  10. bless me!, bless my soul! or God bless my soul! (interjection) an exclamation of surprise
  11. not have a penny to bless oneself with to be desperately poor

Word Origin for bless

Old English blǣdsian to sprinkle with sacrificial blood; related to blōd blood
Collins English Dictionary - Complete & Unabridged 2012 Digital Edition © William Collins Sons & Co. Ltd. 1979, 1986 © HarperCollins Publishers 1998, 2000, 2003, 2005, 2006, 2007, 2009, 2012

Word Origin and History for blessed
adj.

late 12c., "supremely happy," also "consecrated" (c.1200), past participle adjective from bless (v.). Reversed or ironic sense of "cursed, damned" is recorded from 1806. Related: Blessedly; blessedness.

bless

v.

Old English bletsian, bledsian, Northumbrian bloedsian "to consecrate, make holy, give thanks," from Proto-Germanic *blodison "hallow with blood, mark with blood," from *blotham "blood" (see blood).

Originally a blood sprinkling on pagan altars.
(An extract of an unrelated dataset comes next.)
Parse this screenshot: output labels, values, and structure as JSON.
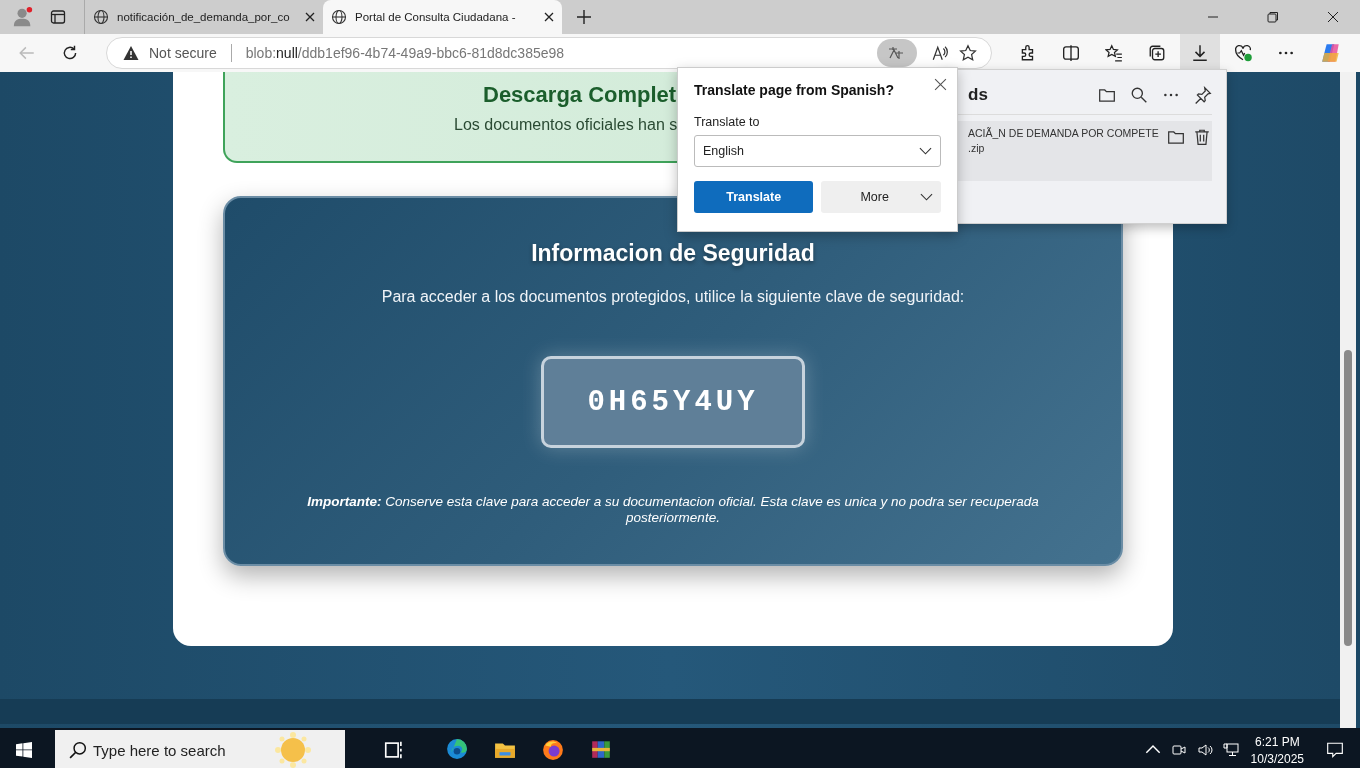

This word was chosen in Old English bibles to translate Latin benedicere and Greek eulogein, both of which have a ground sense of "to speak well of, to praise," but were used in Scripture to translate Hebrew brk "to bend (the knee), worship, praise, invoke blessings." Meaning shifted in late Old English toward "pronounce or make happy," by resemblance to unrelated bliss. No cognates in other languages. Related: Blessed; blessing.

Online Etymology Dictionary, © 2010 Douglas Harper